[[ Source data, beginning ]]
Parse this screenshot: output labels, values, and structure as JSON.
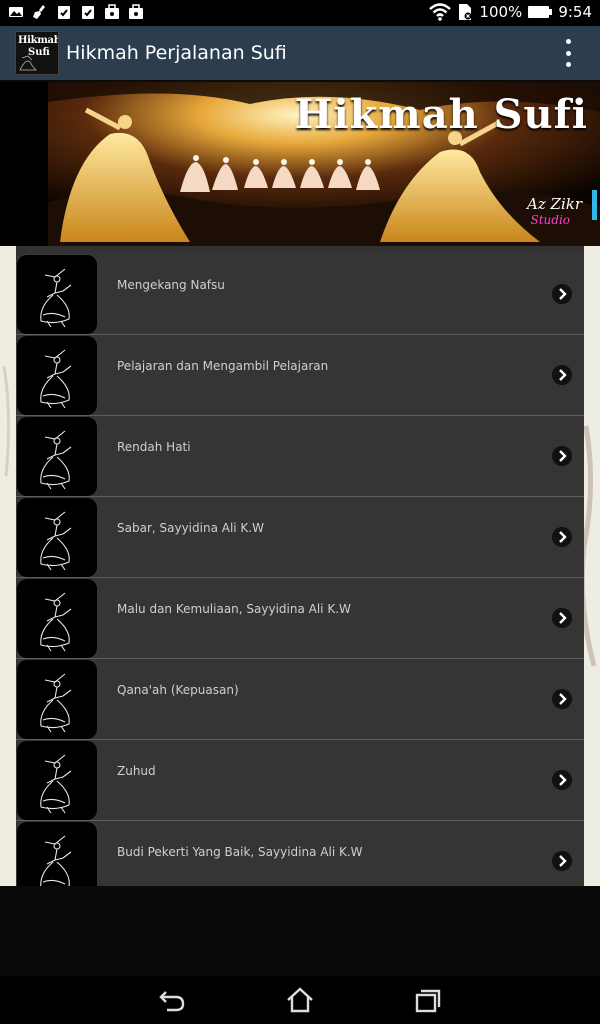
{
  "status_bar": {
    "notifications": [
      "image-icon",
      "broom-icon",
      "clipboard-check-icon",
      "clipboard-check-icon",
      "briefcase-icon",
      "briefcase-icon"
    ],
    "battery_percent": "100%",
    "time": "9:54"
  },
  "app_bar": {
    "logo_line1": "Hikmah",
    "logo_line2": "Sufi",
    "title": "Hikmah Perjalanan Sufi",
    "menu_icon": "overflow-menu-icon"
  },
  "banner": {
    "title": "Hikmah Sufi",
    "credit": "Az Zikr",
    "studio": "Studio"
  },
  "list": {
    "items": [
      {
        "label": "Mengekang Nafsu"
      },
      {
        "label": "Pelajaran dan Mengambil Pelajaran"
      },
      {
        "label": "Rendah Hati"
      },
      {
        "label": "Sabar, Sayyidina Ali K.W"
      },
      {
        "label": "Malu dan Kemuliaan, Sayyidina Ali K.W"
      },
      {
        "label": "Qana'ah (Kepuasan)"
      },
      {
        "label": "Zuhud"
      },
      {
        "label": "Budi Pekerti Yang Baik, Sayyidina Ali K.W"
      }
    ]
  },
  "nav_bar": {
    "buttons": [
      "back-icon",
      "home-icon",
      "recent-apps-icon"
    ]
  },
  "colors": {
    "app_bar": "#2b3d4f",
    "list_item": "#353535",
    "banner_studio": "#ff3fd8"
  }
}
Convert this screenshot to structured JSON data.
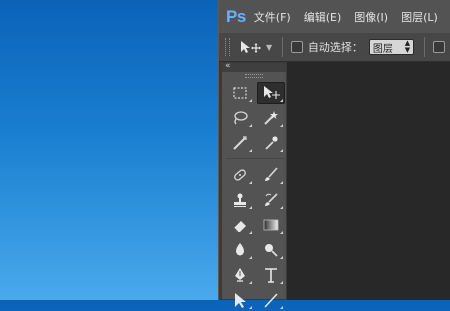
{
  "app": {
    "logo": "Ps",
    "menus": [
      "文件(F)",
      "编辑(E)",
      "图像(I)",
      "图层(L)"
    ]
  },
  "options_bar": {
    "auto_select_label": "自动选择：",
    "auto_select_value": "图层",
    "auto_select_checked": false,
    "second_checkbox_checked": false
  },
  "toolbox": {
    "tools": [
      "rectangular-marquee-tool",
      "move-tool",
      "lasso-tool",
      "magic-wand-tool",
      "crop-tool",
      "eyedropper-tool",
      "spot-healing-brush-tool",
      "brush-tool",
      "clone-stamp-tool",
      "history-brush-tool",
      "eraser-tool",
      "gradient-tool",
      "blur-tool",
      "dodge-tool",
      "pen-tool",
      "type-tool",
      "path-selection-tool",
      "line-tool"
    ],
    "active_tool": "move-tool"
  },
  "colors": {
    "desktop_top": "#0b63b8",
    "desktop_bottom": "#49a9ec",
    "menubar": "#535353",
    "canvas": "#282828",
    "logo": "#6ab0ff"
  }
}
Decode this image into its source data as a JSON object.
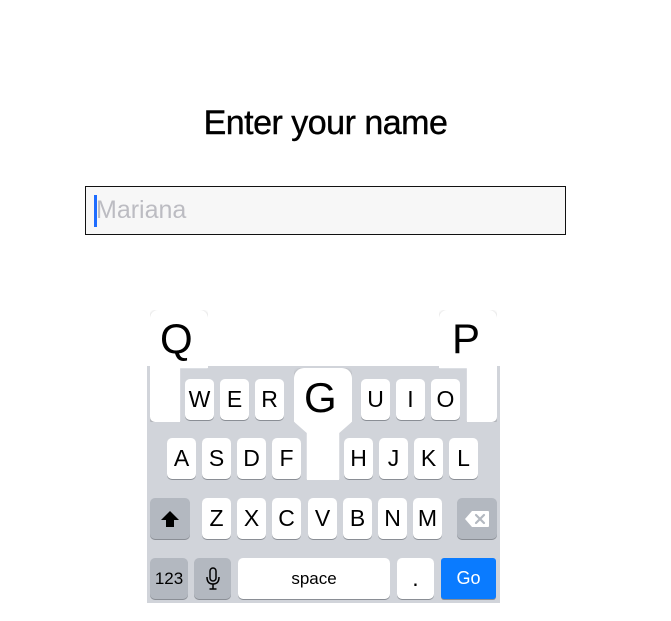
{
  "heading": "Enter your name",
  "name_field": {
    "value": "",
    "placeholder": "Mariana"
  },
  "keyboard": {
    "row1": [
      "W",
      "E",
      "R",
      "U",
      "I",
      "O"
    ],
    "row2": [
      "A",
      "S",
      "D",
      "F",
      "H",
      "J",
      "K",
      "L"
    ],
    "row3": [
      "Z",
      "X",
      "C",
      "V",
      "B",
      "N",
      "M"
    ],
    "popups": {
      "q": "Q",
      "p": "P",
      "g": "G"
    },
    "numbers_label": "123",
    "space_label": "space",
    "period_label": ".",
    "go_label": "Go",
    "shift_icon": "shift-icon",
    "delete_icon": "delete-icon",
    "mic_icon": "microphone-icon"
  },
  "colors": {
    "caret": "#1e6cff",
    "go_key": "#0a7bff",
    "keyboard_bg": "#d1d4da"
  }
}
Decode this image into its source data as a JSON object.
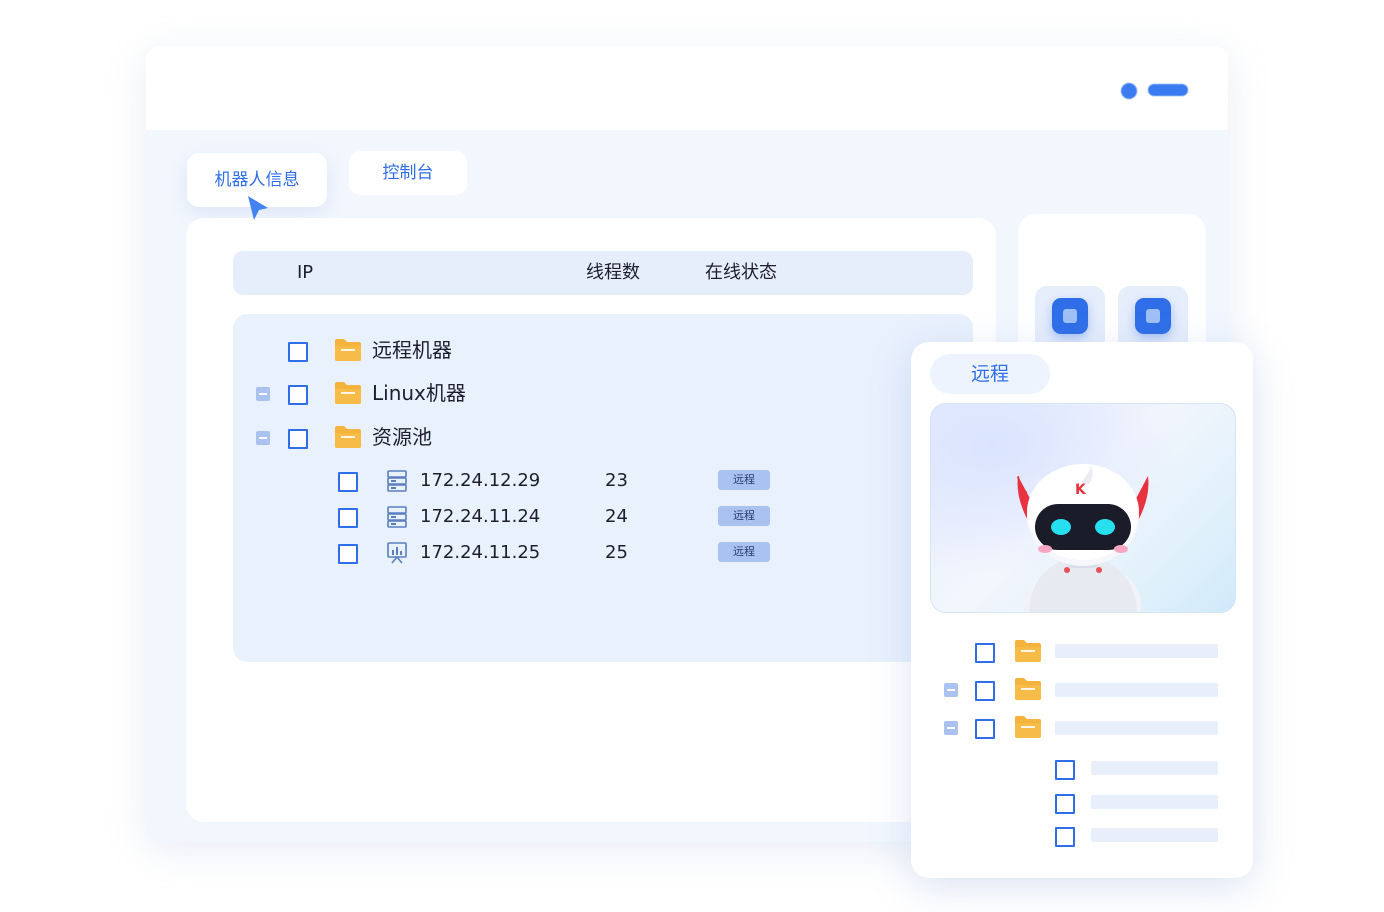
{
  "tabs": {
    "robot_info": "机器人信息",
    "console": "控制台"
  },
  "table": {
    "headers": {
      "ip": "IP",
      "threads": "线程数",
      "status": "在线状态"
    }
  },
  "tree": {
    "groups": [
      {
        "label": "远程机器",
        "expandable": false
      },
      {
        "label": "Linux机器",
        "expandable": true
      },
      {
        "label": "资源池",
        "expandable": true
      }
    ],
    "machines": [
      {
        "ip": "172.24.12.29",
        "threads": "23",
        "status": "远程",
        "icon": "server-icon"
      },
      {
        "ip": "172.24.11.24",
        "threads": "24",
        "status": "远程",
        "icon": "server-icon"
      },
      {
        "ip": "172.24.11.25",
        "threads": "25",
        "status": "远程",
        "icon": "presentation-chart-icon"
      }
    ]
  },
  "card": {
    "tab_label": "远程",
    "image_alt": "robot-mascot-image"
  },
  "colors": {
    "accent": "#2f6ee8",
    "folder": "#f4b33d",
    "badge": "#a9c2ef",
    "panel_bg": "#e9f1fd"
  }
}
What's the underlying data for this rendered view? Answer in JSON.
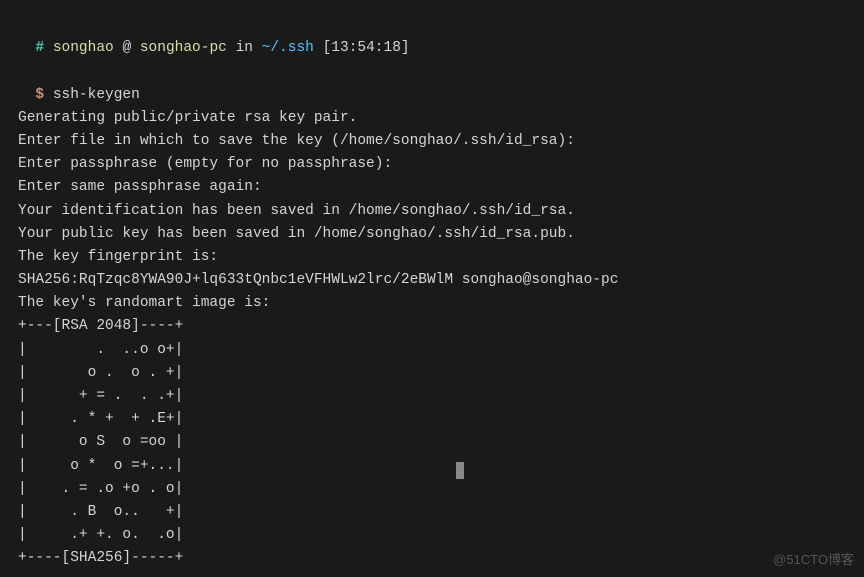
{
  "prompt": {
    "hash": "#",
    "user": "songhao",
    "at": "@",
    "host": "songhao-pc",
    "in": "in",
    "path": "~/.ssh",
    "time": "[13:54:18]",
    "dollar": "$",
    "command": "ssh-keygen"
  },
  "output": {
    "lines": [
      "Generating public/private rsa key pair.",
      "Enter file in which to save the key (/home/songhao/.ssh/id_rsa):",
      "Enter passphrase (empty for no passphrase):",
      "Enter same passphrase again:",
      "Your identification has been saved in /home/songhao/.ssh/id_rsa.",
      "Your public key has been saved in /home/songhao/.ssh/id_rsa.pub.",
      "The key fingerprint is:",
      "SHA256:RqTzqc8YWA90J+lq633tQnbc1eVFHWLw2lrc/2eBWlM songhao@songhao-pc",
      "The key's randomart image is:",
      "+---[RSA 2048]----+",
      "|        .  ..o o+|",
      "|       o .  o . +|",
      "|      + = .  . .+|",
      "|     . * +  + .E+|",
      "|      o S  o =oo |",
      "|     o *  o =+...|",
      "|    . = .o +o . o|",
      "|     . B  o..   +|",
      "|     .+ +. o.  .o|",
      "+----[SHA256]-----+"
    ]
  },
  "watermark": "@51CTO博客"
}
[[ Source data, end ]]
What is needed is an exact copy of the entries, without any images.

Parse this screenshot: output labels, values, and structure as JSON.
{
  "status_bar": {
    "notifications": [
      "image-icon",
      "broom-icon",
      "clipboard-check-icon",
      "clipboard-check-icon",
      "briefcase-icon",
      "briefcase-icon"
    ],
    "battery_percent": "100%",
    "time": "9:54"
  },
  "app_bar": {
    "logo_line1": "Hikmah",
    "logo_line2": "Sufi",
    "title": "Hikmah Perjalanan Sufi",
    "menu_icon": "overflow-menu-icon"
  },
  "banner": {
    "title": "Hikmah Sufi",
    "credit": "Az Zikr",
    "studio": "Studio"
  },
  "list": {
    "items": [
      {
        "label": "Mengekang Nafsu"
      },
      {
        "label": "Pelajaran dan Mengambil Pelajaran"
      },
      {
        "label": "Rendah Hati"
      },
      {
        "label": "Sabar, Sayyidina Ali K.W"
      },
      {
        "label": "Malu dan Kemuliaan, Sayyidina Ali K.W"
      },
      {
        "label": "Qana'ah (Kepuasan)"
      },
      {
        "label": "Zuhud"
      },
      {
        "label": "Budi Pekerti Yang Baik, Sayyidina Ali K.W"
      }
    ]
  },
  "nav_bar": {
    "buttons": [
      "back-icon",
      "home-icon",
      "recent-apps-icon"
    ]
  },
  "colors": {
    "app_bar": "#2b3d4f",
    "list_item": "#353535",
    "banner_studio": "#ff3fd8"
  }
}
Convert this screenshot to structured JSON data.
{
  "app": {
    "logo": "Ps",
    "menus": [
      "文件(F)",
      "编辑(E)",
      "图像(I)",
      "图层(L)"
    ]
  },
  "options_bar": {
    "auto_select_label": "自动选择：",
    "auto_select_value": "图层",
    "auto_select_checked": false,
    "second_checkbox_checked": false
  },
  "toolbox": {
    "tools": [
      "rectangular-marquee-tool",
      "move-tool",
      "lasso-tool",
      "magic-wand-tool",
      "crop-tool",
      "eyedropper-tool",
      "spot-healing-brush-tool",
      "brush-tool",
      "clone-stamp-tool",
      "history-brush-tool",
      "eraser-tool",
      "gradient-tool",
      "blur-tool",
      "dodge-tool",
      "pen-tool",
      "type-tool",
      "path-selection-tool",
      "line-tool"
    ],
    "active_tool": "move-tool"
  },
  "colors": {
    "desktop_top": "#0b63b8",
    "desktop_bottom": "#49a9ec",
    "menubar": "#535353",
    "canvas": "#282828",
    "logo": "#6ab0ff"
  }
}
Decode this image into its source data as a JSON object.
{
  "heading": "Enter your name",
  "name_field": {
    "value": "",
    "placeholder": "Mariana"
  },
  "keyboard": {
    "row1": [
      "W",
      "E",
      "R",
      "U",
      "I",
      "O"
    ],
    "row2": [
      "A",
      "S",
      "D",
      "F",
      "H",
      "J",
      "K",
      "L"
    ],
    "row3": [
      "Z",
      "X",
      "C",
      "V",
      "B",
      "N",
      "M"
    ],
    "popups": {
      "q": "Q",
      "p": "P",
      "g": "G"
    },
    "numbers_label": "123",
    "space_label": "space",
    "period_label": ".",
    "go_label": "Go",
    "shift_icon": "shift-icon",
    "delete_icon": "delete-icon",
    "mic_icon": "microphone-icon"
  },
  "colors": {
    "caret": "#1e6cff",
    "go_key": "#0a7bff",
    "keyboard_bg": "#d1d4da"
  }
}
Decode this image into its source data as a JSON object.
{
  "tabs": {
    "robot_info": "机器人信息",
    "console": "控制台"
  },
  "table": {
    "headers": {
      "ip": "IP",
      "threads": "线程数",
      "status": "在线状态"
    }
  },
  "tree": {
    "groups": [
      {
        "label": "远程机器",
        "expandable": false
      },
      {
        "label": "Linux机器",
        "expandable": true
      },
      {
        "label": "资源池",
        "expandable": true
      }
    ],
    "machines": [
      {
        "ip": "172.24.12.29",
        "threads": "23",
        "status": "远程",
        "icon": "server-icon"
      },
      {
        "ip": "172.24.11.24",
        "threads": "24",
        "status": "远程",
        "icon": "server-icon"
      },
      {
        "ip": "172.24.11.25",
        "threads": "25",
        "status": "远程",
        "icon": "presentation-chart-icon"
      }
    ]
  },
  "card": {
    "tab_label": "远程",
    "image_alt": "robot-mascot-image"
  },
  "colors": {
    "accent": "#2f6ee8",
    "folder": "#f4b33d",
    "badge": "#a9c2ef",
    "panel_bg": "#e9f1fd"
  }
}
What's the underlying data for this rendered view? Answer in JSON.
{
  "prompt": {
    "hash": "#",
    "user": "songhao",
    "at": "@",
    "host": "songhao-pc",
    "in": "in",
    "path": "~/.ssh",
    "time": "[13:54:18]",
    "dollar": "$",
    "command": "ssh-keygen"
  },
  "output": {
    "lines": [
      "Generating public/private rsa key pair.",
      "Enter file in which to save the key (/home/songhao/.ssh/id_rsa):",
      "Enter passphrase (empty for no passphrase):",
      "Enter same passphrase again:",
      "Your identification has been saved in /home/songhao/.ssh/id_rsa.",
      "Your public key has been saved in /home/songhao/.ssh/id_rsa.pub.",
      "The key fingerprint is:",
      "SHA256:RqTzqc8YWA90J+lq633tQnbc1eVFHWLw2lrc/2eBWlM songhao@songhao-pc",
      "The key's randomart image is:",
      "+---[RSA 2048]----+",
      "|        .  ..o o+|",
      "|       o .  o . +|",
      "|      + = .  . .+|",
      "|     . * +  + .E+|",
      "|      o S  o =oo |",
      "|     o *  o =+...|",
      "|    . = .o +o . o|",
      "|     . B  o..   +|",
      "|     .+ +. o.  .o|",
      "+----[SHA256]-----+"
    ]
  },
  "watermark": "@51CTO博客"
}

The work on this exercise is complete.